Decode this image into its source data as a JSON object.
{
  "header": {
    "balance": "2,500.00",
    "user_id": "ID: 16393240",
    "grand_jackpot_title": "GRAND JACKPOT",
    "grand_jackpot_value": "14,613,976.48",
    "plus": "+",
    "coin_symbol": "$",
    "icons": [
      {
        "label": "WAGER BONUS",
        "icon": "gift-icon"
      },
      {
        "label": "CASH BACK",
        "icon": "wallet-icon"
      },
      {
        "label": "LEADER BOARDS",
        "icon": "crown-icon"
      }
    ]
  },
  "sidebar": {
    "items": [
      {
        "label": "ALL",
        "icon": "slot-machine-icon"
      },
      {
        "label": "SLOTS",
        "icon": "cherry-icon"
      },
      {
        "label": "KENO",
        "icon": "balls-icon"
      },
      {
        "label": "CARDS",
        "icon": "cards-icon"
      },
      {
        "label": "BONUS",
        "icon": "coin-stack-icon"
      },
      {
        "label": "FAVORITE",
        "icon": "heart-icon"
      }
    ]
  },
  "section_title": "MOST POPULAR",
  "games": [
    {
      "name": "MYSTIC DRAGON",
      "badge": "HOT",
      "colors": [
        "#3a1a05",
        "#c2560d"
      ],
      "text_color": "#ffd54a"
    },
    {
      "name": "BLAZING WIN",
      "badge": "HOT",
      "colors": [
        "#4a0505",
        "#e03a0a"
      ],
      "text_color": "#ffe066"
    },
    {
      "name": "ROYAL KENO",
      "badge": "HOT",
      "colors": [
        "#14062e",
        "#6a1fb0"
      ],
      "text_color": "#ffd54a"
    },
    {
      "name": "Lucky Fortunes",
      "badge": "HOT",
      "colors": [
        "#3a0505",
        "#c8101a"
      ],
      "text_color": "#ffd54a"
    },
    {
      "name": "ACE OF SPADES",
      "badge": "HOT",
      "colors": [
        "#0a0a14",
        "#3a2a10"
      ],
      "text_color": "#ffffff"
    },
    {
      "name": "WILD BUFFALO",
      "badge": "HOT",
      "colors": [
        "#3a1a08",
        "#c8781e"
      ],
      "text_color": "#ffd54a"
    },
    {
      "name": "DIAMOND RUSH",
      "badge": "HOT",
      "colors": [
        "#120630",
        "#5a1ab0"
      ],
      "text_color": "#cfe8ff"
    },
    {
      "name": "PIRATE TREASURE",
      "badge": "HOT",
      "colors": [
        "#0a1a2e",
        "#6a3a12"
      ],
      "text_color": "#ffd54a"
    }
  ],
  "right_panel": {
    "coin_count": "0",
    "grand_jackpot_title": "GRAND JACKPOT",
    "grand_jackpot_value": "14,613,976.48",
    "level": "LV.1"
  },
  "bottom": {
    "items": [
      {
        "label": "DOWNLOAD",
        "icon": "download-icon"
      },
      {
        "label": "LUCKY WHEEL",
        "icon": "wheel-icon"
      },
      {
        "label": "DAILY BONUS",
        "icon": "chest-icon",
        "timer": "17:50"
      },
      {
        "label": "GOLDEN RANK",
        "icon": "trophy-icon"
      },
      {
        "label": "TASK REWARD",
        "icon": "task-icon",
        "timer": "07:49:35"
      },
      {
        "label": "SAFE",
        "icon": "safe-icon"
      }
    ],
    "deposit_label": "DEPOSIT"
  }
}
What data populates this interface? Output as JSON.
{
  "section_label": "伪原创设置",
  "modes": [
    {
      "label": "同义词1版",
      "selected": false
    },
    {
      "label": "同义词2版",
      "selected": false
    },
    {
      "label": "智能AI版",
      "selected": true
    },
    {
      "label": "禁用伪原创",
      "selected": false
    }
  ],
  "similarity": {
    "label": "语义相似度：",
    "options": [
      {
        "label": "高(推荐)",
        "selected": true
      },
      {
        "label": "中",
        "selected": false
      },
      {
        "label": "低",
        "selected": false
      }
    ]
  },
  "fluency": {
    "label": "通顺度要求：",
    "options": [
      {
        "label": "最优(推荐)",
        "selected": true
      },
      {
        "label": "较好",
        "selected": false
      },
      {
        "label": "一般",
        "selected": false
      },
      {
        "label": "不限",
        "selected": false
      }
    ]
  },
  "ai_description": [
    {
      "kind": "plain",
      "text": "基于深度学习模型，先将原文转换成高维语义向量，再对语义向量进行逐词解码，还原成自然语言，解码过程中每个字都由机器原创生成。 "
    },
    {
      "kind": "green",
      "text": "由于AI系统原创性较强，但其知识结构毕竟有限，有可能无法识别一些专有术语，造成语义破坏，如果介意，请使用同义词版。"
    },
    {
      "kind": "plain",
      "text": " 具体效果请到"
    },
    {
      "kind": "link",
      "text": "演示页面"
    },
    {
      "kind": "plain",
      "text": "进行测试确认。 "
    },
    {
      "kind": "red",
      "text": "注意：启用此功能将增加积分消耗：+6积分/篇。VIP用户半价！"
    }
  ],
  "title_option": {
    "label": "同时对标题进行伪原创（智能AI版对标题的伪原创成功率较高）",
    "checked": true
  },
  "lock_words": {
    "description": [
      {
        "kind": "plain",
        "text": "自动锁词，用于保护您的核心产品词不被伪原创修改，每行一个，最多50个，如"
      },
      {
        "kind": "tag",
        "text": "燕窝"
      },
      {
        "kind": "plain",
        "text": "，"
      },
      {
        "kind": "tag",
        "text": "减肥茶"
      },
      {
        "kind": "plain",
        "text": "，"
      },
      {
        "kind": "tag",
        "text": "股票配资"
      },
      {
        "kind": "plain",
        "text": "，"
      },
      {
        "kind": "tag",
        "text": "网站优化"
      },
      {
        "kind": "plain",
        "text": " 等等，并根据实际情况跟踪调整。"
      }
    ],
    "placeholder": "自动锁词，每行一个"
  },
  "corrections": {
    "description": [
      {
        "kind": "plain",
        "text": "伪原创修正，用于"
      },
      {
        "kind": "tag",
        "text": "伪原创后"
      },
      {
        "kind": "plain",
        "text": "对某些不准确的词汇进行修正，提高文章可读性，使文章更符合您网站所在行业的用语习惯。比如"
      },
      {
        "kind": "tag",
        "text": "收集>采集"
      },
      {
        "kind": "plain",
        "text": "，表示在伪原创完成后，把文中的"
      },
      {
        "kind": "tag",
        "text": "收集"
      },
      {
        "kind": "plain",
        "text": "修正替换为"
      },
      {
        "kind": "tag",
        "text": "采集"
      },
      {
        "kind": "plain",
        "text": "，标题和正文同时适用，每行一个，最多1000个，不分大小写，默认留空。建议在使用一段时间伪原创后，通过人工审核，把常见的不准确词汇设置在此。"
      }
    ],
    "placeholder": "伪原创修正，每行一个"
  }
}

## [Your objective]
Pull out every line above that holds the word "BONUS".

## [Solved exercise]
        "label": "WAGER BONUS",
        "label": "BONUS",
        "label": "DAILY BONUS",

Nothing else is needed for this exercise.